If there is one thing she wishes she had known in art school that she knows now, is not to listen to the skeptics and to continue to work, to create and surround herself with other artists. Carolyn’s goal as an artist is not much different from thousands of other artists, which is to be able to support her-self creating her work and to have at least one piece in a museum.
Carolyn’s work can be seen in hotels, corporations and private residences here in the US and abroad.
Painting Portland In a New Light
In the new series of urban landscapes by Portland based artist Tracy Leagjeld, her ability to capture the essence of a place is evident after the initial painterly style and colors draw the viewer in for a closer look. Leagjeld prefers to work in series, whether that be the outdoor landscapes of central Oregon, or the downtown streets of a large urban center. Tracy’s collectors are well aware of her beautiful outdoor nature-based landscapes, however I think this new series of urban landscapes will broaden her audience to a much more sophisticated understanding of her work. What most people don’t realize is that Tracy paints locations wherever she may be, including locations such as Mexico, Italy, and Napa Valley among others. After recently relocating to Portland from Bend Oregon, Tracy’s attraction to the contrast of light and dark and how it affects color is focused currently on the urban landscapes of the city, resulting in the new series.
Tracy comes from an artistic family with her mother and sister both painters, her son a professional photographer and her daughter an accomplished painter with an MFA. Like most artists, knowing when the painting is finished is not an easy task, but Tracy has learned to stop and sit back and return to the pieces later. She adds that they are usually done before she thinks they are, and if she keeps working on them, they would tend to be overworked and lose the looseness that is associated with her distinct style.

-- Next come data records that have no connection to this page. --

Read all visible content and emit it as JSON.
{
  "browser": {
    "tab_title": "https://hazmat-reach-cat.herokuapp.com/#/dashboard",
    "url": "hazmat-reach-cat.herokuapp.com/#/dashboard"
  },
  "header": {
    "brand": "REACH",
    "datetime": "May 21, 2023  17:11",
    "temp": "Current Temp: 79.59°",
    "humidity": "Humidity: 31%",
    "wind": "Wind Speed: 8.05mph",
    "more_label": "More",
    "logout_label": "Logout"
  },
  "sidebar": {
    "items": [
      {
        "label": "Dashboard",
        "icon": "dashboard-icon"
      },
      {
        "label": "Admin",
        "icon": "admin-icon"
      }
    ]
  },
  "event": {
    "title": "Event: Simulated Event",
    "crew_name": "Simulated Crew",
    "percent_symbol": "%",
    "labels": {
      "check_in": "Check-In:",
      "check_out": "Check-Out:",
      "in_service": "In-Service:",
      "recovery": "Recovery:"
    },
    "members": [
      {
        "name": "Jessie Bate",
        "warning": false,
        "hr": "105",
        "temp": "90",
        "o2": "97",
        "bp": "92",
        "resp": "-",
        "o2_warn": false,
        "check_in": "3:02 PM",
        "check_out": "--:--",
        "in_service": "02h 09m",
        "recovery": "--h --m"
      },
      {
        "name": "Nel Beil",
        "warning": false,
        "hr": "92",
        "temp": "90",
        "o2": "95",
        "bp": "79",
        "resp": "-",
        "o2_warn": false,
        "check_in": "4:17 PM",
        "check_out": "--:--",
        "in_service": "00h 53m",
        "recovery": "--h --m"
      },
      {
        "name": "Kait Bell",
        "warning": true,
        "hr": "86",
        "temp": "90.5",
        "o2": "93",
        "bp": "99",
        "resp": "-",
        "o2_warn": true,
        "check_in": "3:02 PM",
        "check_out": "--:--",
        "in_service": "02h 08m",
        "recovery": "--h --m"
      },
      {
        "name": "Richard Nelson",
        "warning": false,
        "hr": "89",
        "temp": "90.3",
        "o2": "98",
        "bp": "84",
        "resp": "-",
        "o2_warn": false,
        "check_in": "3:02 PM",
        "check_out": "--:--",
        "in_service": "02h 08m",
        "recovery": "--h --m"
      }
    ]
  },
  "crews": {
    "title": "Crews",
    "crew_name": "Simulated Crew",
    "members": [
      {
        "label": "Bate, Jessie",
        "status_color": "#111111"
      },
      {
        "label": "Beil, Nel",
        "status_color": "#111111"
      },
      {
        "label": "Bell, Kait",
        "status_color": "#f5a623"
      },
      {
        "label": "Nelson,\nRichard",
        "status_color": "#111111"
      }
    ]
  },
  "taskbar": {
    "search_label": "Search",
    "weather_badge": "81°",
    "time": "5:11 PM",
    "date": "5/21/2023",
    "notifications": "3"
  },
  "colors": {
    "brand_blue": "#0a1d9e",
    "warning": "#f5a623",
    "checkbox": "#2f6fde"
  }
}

Fueling her passion for creativity is a compulsion to try to figure things out, to have to get it right, and that continues to motivate her to continue pursuing her art. “The beauty is,” she says, “I’ll never figure it out, so I expect I’ll be painting until I am very old.” When asked about her definition of success as an artist, she responds by saying that the true definition of success is when you don’t need the approval of anyone else and you have total faith in your own direction and vision.
If she was not an artist, the other career she could see herself doing she says would be a botanist or zoologist or some kind of scientist. As a native Oregonian, Tracy grew up with the ducks and geese and abundant nature all around us in the Pacific northwest. She had charts on her bedroom walls that she would use to track the survival rate of ducklings by different mothers and spent hours studying them. Her observations and interest in nature have undoubtedly enhanced her ability to really see her surroundings and have contributed to the richness of her work. One of my mentor teachers in college was the famous photorealist Robert Bechtle and he stressed over and over the importance of seeing and observing your surroundings and he had his students spend countless hours outside and inside drawing and painting, simply observing what we see. It was not until many years later that I came to understand his methods.
To see more of Tracy Leagjeld’s work, please visit: